EU Court Rules Against French Hoteliers’ Airbnb Claim
The EU’s highest court rejected on Thursday, a French hotels association suit against Airbnb ruling that the home-sharing platform is not required to hold a real estate agent’s licence in order to operate in France.
The Court of Justice of the European Union (CJEU) decision classified Airbnb as an “information society service”, adding that “France cannot require Airbnb to hold an estate agent’s professional licence”.
France’s Association for Professional Tourism and Accommodation (AHTOP) was calling on the court to decide that Airbnb be submitted to the same accounting, insurance and other financial obligations as traditional real estate providers, citing unfair competition.
Meanwhile, in Greece, individual apartment building regulations may soon stipulate whether a flat owner can lease his property for short-term tourist accommodation purposes.
According to local media reports, the Greek government is currently preparing draft legislation which may hand over control to apartment building rules to set out the terms regarding what is and is not permitted concerning short-term Airbnb-style rentals.
Should this apply, it will be up to each building’s landlord tenant law to decide. Violators may be taken to court, which could potentially award money damages to tenants as a result.
According to a report in Ta Nea, the finance and tourism ministries are preparing the bill which is set to be tabled in parliament shortly after the holidays.
It should be noted that earlier this month an Athens 1st Instance court rejected a class action suit by apartment owners against a proprietor leasing her property through online rental platforms.

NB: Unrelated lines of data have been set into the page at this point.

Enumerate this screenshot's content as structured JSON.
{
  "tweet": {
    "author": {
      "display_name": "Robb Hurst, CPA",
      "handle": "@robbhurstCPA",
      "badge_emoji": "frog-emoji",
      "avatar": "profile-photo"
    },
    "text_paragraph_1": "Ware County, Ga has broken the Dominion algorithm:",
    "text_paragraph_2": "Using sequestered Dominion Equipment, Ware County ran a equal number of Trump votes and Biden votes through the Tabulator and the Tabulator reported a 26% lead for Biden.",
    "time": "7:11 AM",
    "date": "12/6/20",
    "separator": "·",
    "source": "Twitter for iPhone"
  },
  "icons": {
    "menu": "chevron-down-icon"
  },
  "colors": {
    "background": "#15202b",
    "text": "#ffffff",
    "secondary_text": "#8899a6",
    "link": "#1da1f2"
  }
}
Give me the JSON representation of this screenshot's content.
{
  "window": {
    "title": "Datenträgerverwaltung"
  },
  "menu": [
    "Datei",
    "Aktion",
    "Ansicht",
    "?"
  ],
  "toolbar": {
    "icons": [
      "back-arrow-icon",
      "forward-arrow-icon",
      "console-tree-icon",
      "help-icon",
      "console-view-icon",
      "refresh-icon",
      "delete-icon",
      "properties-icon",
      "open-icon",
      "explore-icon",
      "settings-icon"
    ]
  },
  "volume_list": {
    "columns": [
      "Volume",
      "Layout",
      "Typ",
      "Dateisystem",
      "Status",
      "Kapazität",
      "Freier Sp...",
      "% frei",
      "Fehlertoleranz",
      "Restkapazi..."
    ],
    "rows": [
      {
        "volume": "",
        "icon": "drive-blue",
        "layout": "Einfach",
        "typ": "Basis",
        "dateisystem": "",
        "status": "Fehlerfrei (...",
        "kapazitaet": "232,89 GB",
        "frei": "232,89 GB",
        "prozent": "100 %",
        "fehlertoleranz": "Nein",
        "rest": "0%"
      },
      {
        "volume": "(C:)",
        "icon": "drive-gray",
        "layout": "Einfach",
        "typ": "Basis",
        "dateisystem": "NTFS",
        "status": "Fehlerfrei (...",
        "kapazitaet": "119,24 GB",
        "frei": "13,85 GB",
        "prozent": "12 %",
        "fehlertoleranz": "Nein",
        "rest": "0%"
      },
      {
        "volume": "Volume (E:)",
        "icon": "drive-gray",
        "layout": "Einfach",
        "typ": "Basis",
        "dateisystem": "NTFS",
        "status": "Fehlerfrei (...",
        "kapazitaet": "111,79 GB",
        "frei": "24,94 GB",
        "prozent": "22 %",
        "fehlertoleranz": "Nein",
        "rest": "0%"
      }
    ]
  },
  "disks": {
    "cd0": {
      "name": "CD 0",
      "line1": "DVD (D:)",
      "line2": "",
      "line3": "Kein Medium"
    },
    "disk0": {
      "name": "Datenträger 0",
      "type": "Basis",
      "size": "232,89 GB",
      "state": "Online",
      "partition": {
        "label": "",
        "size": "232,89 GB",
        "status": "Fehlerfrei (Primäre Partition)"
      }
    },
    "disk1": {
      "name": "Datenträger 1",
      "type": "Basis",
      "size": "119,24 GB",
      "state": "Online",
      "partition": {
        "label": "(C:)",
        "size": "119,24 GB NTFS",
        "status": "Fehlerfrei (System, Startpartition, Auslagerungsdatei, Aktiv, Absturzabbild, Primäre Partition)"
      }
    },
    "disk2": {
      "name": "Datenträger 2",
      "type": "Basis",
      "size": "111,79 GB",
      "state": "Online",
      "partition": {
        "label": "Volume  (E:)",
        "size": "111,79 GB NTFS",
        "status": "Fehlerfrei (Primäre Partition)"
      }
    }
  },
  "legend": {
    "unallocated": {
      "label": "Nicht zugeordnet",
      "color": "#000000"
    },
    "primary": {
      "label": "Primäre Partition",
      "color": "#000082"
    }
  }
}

Greece’s unclear framework governing short-term rentals for accommodation purposes has led dozens of permanent home owners to take legal action against Airbnb-style activity triggering confusing results.